1 June 2017 Edition
Sri Lanka’s massacres of Tamils marked on 18 May, ‘Mullivaikkal Remembrance Day’
TAMIL EXILES were in Belfast and Derry on 18 May for ‘Mullivaikkal Remembrance Day’, marking the anniversary of the bloody massacres carried out by the Sri Lankan Army in May 2009 as it crushed the Tamil struggle for an independent homeland, slaughtering as many as 70,000 Tamils, mostly civilians.
Mullivaikkal Remembrance Day takes its name from a village on the north-east coast of Sri Lanka which was the scene of the final action of the conflict on 18 May 2009.
The Sri Lankan Government celebrates 18 May as ‘Victory Day’.

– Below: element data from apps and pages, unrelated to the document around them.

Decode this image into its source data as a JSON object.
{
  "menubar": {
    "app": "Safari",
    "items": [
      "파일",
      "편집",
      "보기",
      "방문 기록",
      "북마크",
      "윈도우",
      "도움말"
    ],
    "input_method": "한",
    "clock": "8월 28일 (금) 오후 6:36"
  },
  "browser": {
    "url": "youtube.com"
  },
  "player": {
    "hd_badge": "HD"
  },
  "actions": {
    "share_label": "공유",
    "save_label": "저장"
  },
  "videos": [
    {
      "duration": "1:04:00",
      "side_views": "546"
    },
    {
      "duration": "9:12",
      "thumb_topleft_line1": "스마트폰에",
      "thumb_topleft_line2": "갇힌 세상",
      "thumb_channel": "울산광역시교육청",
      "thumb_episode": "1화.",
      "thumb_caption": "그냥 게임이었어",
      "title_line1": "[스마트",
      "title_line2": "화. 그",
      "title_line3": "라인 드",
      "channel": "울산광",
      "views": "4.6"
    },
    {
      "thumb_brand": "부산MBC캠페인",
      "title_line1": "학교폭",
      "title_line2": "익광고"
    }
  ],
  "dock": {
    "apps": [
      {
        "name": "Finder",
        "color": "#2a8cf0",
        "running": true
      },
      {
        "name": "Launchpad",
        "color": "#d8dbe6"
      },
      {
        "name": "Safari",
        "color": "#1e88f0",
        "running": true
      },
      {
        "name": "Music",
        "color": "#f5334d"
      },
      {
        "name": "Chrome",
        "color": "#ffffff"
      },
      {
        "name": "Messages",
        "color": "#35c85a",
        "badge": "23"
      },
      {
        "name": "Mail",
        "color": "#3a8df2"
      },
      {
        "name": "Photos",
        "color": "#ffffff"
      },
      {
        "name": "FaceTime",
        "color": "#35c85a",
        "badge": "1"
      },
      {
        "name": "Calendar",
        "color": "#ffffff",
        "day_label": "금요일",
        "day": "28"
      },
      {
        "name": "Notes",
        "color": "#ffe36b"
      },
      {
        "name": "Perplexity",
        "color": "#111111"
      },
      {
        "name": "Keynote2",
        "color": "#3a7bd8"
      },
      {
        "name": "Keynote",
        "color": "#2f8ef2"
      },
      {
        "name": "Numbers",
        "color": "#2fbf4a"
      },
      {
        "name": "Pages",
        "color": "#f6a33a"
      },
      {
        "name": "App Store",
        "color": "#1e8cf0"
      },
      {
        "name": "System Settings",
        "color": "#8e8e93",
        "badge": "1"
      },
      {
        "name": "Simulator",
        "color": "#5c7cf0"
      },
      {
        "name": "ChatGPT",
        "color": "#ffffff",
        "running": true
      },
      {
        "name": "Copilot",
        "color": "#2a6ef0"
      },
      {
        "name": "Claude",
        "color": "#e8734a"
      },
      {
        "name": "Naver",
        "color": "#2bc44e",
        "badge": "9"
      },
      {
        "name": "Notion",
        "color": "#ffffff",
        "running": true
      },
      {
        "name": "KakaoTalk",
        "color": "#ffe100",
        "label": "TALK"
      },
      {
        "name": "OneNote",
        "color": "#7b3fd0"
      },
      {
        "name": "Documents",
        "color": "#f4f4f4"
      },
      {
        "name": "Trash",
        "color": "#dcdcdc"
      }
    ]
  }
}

Sri Lanka (formerly Ceylon) gained its independence from Britain in 1948 but the Tamil minority was marginalised and politically disenfranchised by the larger Sinhalese population, fuelling the campaign for a separate state called Tamil Eelam in the northern and eastern parts of the island.
Headline-grabbing armed resistance to the Sri Lankan regime came mainly in the form of the Liberation Tigers of Tamil Eelam (LTTE), popularly known as the Tamil Tigers.
The bloodbath was carried out by the Sinhalese-dominated Sri Lankan military as it pursued the total destruction of the Tamil Tigers.
The huge Sri Lankan military offensive also ruthlessly targeted Tamil civilians sheltering in an area declared a “Free Fire Zone” and led to former UN spokesperson Gordon Weiss accusing the Sri Lankan Government and its armed forces of war crimes.
Channel 4 has also produced a number of exposés, including (by Jon Snow) Sri Lanka’s Killing Fields, which Channel 4 describes as “a forensic investigation into the final weeks of the Sri Lankan civil war, including new video evidence of war crimes”.
A spokesperson for the Tamil group visiting Belfast and Derry, Jude Lal Fernando (who, incidentally, is Sinhalese), told An Phoblacht
“Just as loyalism served to internalise British interests within Ireland, Sinhala supremacism was groomed by the British to assist their colonial control of the Indian subcontinent.”
The Dublin-based activist explained how after the ‘shoot-to-kill’ ambushes by the paramilitary Royal Ulster Constabulary in County Armagh in 1982, Sri Lanka set up its own police commando unit with British help. The Sri Lankan Special Task Force (STF) was trained by SAS veterans.
Among those hosting the Tamil group were Sinn Féin, the National Graves Association, Coiste na nIarchmimí, the human rights campaign groups Relatives for Justice (RFJ) and Pat Finucane Centre (PFC), the Irish Forum for Peace in Sri Lanka, and the International Human Rights Association-Bremen.